REQUIRED ACTION –
Exclude all pictures, then restate the entries below word for word.
START WORKING DATA
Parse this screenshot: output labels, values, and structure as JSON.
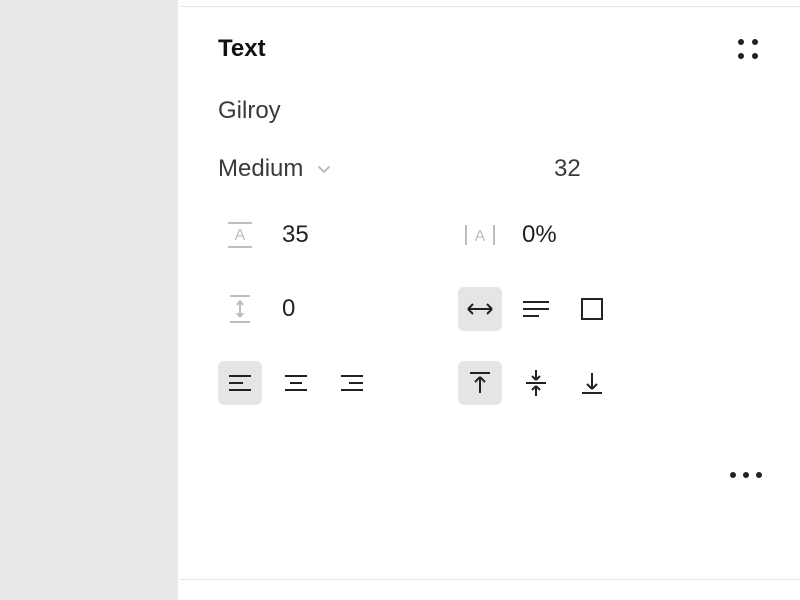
{
  "text_panel": {
    "title": "Text",
    "font_family": "Gilroy",
    "font_weight": "Medium",
    "font_size": "32",
    "line_height": "35",
    "letter_spacing": "0%",
    "paragraph_spacing": "0",
    "auto_width": {
      "selected": true
    },
    "auto_height": {
      "selected": false
    },
    "fixed_size": {
      "selected": false
    },
    "align_h": {
      "left": true,
      "center": false,
      "right": false
    },
    "align_v": {
      "top": true,
      "middle": false,
      "bottom": false
    }
  }
}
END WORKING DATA
RESULT –
Parse this screenshot: output labels, values, and structure as JSON.
{
  "text_panel": {
    "title": "Text",
    "font_family": "Gilroy",
    "font_weight": "Medium",
    "font_size": "32",
    "line_height": "35",
    "letter_spacing": "0%",
    "paragraph_spacing": "0",
    "auto_width": {
      "selected": true
    },
    "auto_height": {
      "selected": false
    },
    "fixed_size": {
      "selected": false
    },
    "align_h": {
      "left": true,
      "center": false,
      "right": false
    },
    "align_v": {
      "top": true,
      "middle": false,
      "bottom": false
    }
  }
}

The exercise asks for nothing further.